After parting ways with Nazir, we took a ferry over to the mainland an waited for our sleeper train. The heat, lack of solid sleep, walking, and jet lag were really starting to wear on us, so we kept nodding off as we waited.
About an hour after it was supposed to arrive, our train came in, we boarded and immediately crashed.
We woke up 6 or 8 hours later just out side of KL. We organized whatever came out our packs or pockets as we slept (which I don’t think was very much since we were both so exhausted, despite us still be shower-less and wearing the clothes we started in four days ago), and headed over to our hostel.
We had booked a 2 bed room at _____ for roughly $9/person/night. Jason thought we were staying here for 2 nights, which I didn’t think was right, but we thought was confident about, and so we checked in. The place was very nice. Situated three blocks away from a popular mosque/attraction, near a college and a sort of financial district with lots of bank headquarters, and walking distance from both Little India and Chinatown.
There, we met a girl, Kat, from outside of Manchester in the UK. She was planning on going to some canopy walk (which ended up being closed for the Muslim holiday of Mohamad’s birthday) and then to the Batu Caves, a Hindu temple hidden in these caves outside of the city.
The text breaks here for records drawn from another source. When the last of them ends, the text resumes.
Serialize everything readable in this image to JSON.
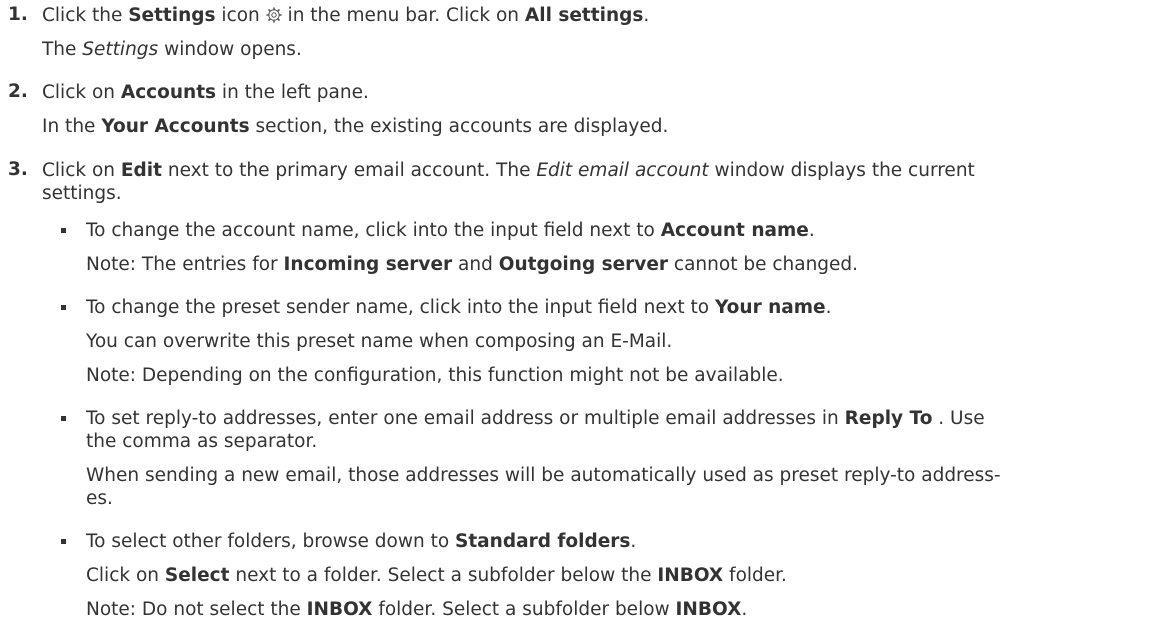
{
  "steps": [
    {
      "number": "1.",
      "text_a": "Click the ",
      "b1": "Settings",
      "text_b": " icon ",
      "icon": "gear-icon",
      "text_c": " in the menu bar. Click on ",
      "b2": "All settings",
      "text_d": ".",
      "result_a": "The ",
      "result_i": "Settings",
      "result_b": " window opens."
    },
    {
      "number": "2.",
      "text_a": "Click on ",
      "b1": "Accounts",
      "text_b": " in the left pane.",
      "result_a": "In the ",
      "result_b1": "Your Accounts",
      "result_b": " section, the existing accounts are displayed."
    },
    {
      "number": "3.",
      "text_a": "Click on ",
      "b1": "Edit",
      "text_b": " next to the primary email account. The ",
      "i1": "Edit email account",
      "text_c": " window displays the current",
      "text_d": "settings."
    }
  ],
  "bullets": [
    {
      "l1_a": "To change the account name, click into the input field next to ",
      "l1_b": "Account name",
      "l1_c": ".",
      "l2_a": "Note: The entries for ",
      "l2_b1": "Incoming server",
      "l2_c": " and ",
      "l2_b2": "Outgoing server",
      "l2_d": " cannot be changed."
    },
    {
      "l1_a": "To change the preset sender name, click into the input field next to ",
      "l1_b": "Your name",
      "l1_c": ".",
      "l2": "You can overwrite this preset name when composing an E-Mail.",
      "l3": "Note: Depending on the configuration, this function might not be available."
    },
    {
      "l1_a": "To set reply-to addresses, enter one email address or multiple email addresses in ",
      "l1_b": "Reply To",
      "l1_c": " . Use",
      "l2": "the comma as separator.",
      "l3": "When sending a new email, those addresses will be automatically used as preset reply-to address-",
      "l4": "es."
    },
    {
      "l1_a": "To select other folders, browse down to ",
      "l1_b": "Standard folders",
      "l1_c": ".",
      "l2_a": "Click on ",
      "l2_b1": "Select",
      "l2_c": " next to a folder. Select a subfolder below the ",
      "l2_b2": "INBOX",
      "l2_d": " folder.",
      "l3_a": "Note: Do not select the ",
      "l3_b1": "INBOX",
      "l3_c": " folder. Select a subfolder below ",
      "l3_b2": "INBOX",
      "l3_d": "."
    }
  ]
}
I had read about these caves and wanted to see them, and the pictures of the canopy walk (think ewok-style rope bridges 30-40 ft up in the trees in the jungle) looked pretty cool, so I asked if she minded us joining along.
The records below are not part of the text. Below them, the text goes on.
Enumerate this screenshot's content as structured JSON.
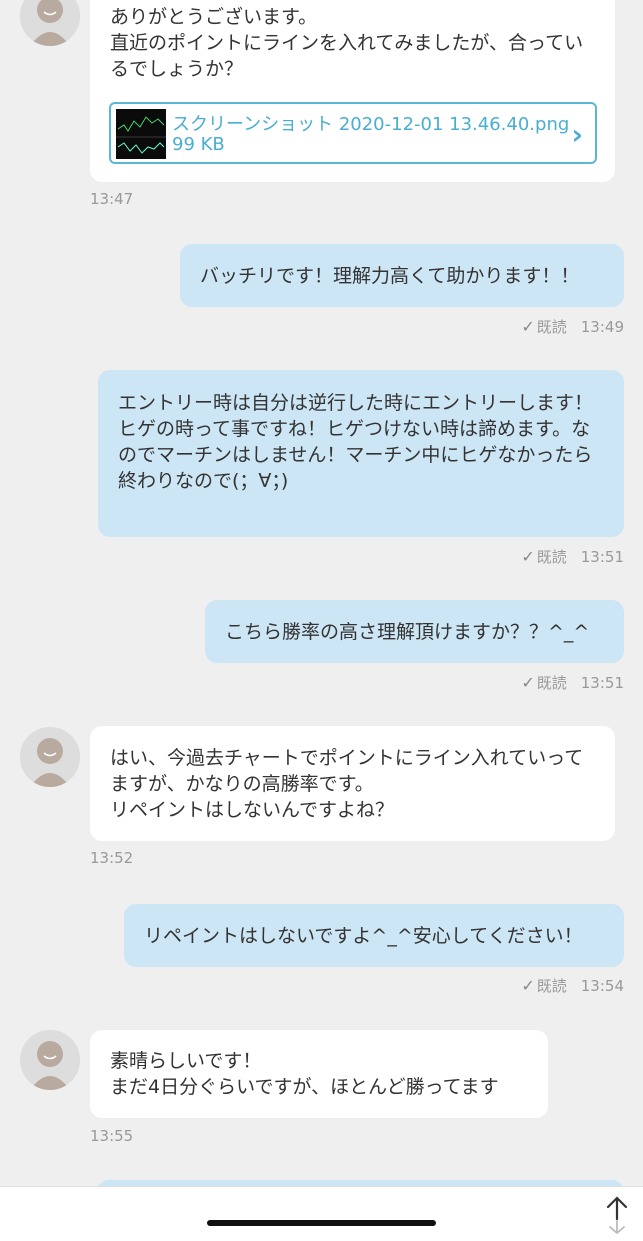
{
  "messages": {
    "m1": {
      "text": "ありがとうございます。\n直近のポイントにラインを入れてみましたが、合っているでしょうか？",
      "attachment": {
        "filename": "スクリーンショット 2020-12-01 13.46.40.png",
        "size": "99 KB"
      },
      "time": "13:47"
    },
    "m2": {
      "text": "バッチリです！理解力高くて助かります！！",
      "read": "既読",
      "time": "13:49"
    },
    "m3": {
      "text": "エントリー時は自分は逆行した時にエントリーします！\nヒゲの時って事ですね！ヒゲつけない時は諦めます。なのでマーチンはしません！マーチン中にヒゲなかったら終わりなので(；∀；)",
      "read": "既読",
      "time": "13:51"
    },
    "m4": {
      "text": "こちら勝率の高さ理解頂けますか？？^_^",
      "read": "既読",
      "time": "13:51"
    },
    "m5": {
      "text": "はい、今過去チャートでポイントにライン入れていってますが、かなりの高勝率です。\nリペイントはしないんですよね？",
      "time": "13:52"
    },
    "m6": {
      "text": "リペイントはしないですよ^_^安心してください！",
      "read": "既読",
      "time": "13:54"
    },
    "m7": {
      "text": "素晴らしいです！\nまだ4日分ぐらいですが、ほとんど勝ってます",
      "time": "13:55"
    }
  },
  "icons": {
    "avatar": "default-user-avatar",
    "check": "check-icon",
    "chevron": "chevron-right-icon",
    "scroll": "scroll-arrows-icon"
  },
  "colors": {
    "background": "#efefef",
    "outgoing": "#cde6f5",
    "incoming": "#ffffff",
    "accent": "#4aaed0"
  }
}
We stopped by the Central Market to pick up some rice lunches to eat in case there wasn’t food at the caves and caught a #11 bus all the way there. This was pretty easy to do since just about every person that worked there knew where we wanted to go before we even opened our mouths. This probably should have been our first warning, but I think we all over looked this.
The caves ended up being kind of interesting, but were seemed like more of a tourist trap than anything else. The majority of the caves / temple were free to enter, but there was a side trip one could do to do some spelunking (the normal / temple part of the caves where very open), and stores selling food, offerings, and silvorines. There was even a snack shop, and photo place in the caves after climbing the 280 something stairs all the way up there.
This all being said, I wouldn’t say that it was a waste of time or $1.33 in bus fare going here. There were real Hindus that came here, many of who had a really pale paste pasted over their heads which I wondered what it was, and the caves themselves were cool to look at. And then there were the monkeys in the parkinglot and on the stairs that you could give food if you were careful enough to do so before they tried to steal it from you, which was pretty fun.
The next bus home got us back to the hostel around 2-2:30, and we decided to shower and nap. This nap, our first in real bed in four, or was it five days?, quickly turned into a small day’s sleep, as we didn’t get up till 9 at night.
Famished, we set out for food, and found a Chinese night market. This was pretty cool, but incredibly touristy. I’d be surprised if there were more of a few stands that sold anything other than nock-off watches, fake designer hand bags, cheap tee shirts, or new sneakers.
We then set out to try and find a good spot to take a picture of the towers in KL. This proved more difficult than we would have thought, but was a good excuse to walk around the city. We did sneak into a really nice hotel which had glass elevators running the outside of it, which we thought might lend to a nice view, but due to other buildings around it, really didn’t provide much other than a little excitement and the tenative idea to come back another time to use the pool. All the walking got us pretty turned around, and it was getting sort of late, so we caught a cab back to the hostel and called it a night.